But there are some young, avant-garde designers with fresh perspective who are taking a very sensible and progressive attitude towards design. With exposure to the outside world, there is also quite an awareness that is generating in the consumers which seems to be helping the case.
How has technology affected the global community of design?
Designers are always on the lookout for the next big thing, the next material or process, the next revolution.... to be able to exercise their creativity, solve problems and conceive better tools for living. As inspiring and fascinating as technology can be, it’s very important to not let that be the driving force; instead, it should be an efficient tool to move ahead. Technology can overwhelm design, and take the poetic and human factor out. If I can give an example of this from motorsports, MotoGP has got the right balance of man and machine. On the other hand, Formula 1 seems to have gone a bit too far; it has lost the charm.

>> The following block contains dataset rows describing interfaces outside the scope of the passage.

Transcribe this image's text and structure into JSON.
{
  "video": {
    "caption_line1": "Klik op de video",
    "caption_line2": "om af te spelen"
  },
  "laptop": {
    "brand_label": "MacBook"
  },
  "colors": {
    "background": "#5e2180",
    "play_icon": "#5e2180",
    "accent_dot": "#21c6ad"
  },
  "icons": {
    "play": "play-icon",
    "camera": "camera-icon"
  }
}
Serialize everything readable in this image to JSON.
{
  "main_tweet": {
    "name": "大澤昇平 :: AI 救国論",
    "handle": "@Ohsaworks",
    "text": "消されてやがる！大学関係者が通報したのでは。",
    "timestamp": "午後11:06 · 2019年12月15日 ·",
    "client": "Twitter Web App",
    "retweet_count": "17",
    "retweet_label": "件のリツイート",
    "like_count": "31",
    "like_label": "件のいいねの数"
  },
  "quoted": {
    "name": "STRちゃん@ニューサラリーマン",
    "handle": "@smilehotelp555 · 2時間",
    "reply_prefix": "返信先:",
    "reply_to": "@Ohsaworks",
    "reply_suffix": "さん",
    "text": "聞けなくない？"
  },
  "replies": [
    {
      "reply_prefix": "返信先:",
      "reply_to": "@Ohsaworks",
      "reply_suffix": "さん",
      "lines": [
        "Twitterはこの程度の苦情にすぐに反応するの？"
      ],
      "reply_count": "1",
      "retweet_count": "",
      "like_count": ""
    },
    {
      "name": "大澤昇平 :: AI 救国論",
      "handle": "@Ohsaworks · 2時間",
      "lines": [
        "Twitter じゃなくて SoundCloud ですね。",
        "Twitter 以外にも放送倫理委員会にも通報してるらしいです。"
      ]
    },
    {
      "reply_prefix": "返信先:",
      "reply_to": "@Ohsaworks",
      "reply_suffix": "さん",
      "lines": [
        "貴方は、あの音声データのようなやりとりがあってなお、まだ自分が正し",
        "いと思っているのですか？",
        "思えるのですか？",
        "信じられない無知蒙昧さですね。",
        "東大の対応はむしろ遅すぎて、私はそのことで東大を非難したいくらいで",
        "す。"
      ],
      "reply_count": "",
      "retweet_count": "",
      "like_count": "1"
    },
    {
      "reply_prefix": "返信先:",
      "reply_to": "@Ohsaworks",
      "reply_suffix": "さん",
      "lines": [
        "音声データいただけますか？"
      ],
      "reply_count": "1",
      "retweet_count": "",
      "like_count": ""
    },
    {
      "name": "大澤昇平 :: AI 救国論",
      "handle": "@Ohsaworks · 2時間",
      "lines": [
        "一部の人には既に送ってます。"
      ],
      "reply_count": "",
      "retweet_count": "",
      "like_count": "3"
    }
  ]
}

How do your interests outside of design influence what you create?
I have a vested interest in philosophy, cultural anthropology and sociology, which plays a huge role in my understanding of a project beyond the corporeal aspects. Formula student racing and riding has cultivated my appreciation for technology, material and process, which are each an indispensable part of the product development.
What has your experience in racing taught you about design?
Racing is all about efficiency and performance, with a focus on the utmost essential design. My racing team had a ‘Hall Of Shame’ in the workshop, where we displayed the failed components of the car. This taught me to have both a humour and seriousness towards my work.
This gave me tremendous exposure to cutting-edge materials and processes; I had the chance to lay my hands on carbon-fibre composites and ‘rapid prototyping’ back in the day. It was quite inspiring. This gave me in-depth exposure to conceive, develop, test and improve a design to its best; but there was always some scope for more. It’s like squeezing a lemon--there is always more left. It also honed my making skills on technical level, which has been a great help. It taught me a great deal about the balance of the man and machine, how they come together to be one!
How would you describe your design process?
It is different for every project that I do: there is no particular style or pattern I follow, and each product has a story to tell in terms of its development. I have certain principles I try to embody in the diverse work I do. There is this vision of final product first; of what it does, its interaction with the user in space and time. Once I’m sure of that, then I go back to my tools and craft to get there.
Making has been a huge part of the studio; so much so that some of the products hardly have any drawings or detailed sketches--it’s just straight from the concept sketches to making of the prototype. I enjoy self-initiated projects more; inspiration for that can come from a social concern, a beautiful material, an inspiring craft, a practical need, a curiosity... these projects have a different timeline. I have the habit of keeping the finished object for some time to experience it and see if the initial vision has been met.
How did you find out about OTHR?
I came across the feature of OTHR on Design Milk. The brand captivated me for the way it elevated an innovative but very underexplored technology in mass produced design. I have used 3D printing in its earlier form, ‘rapid prototyping,’ for one-off racing components, but OTHR’s approach seemed to have brought something new to the table. It was the use of ceramics and metal which was very attractive; also, the principles of sustainability. The initial line of objects caught my eye for their simple and subtle calmness.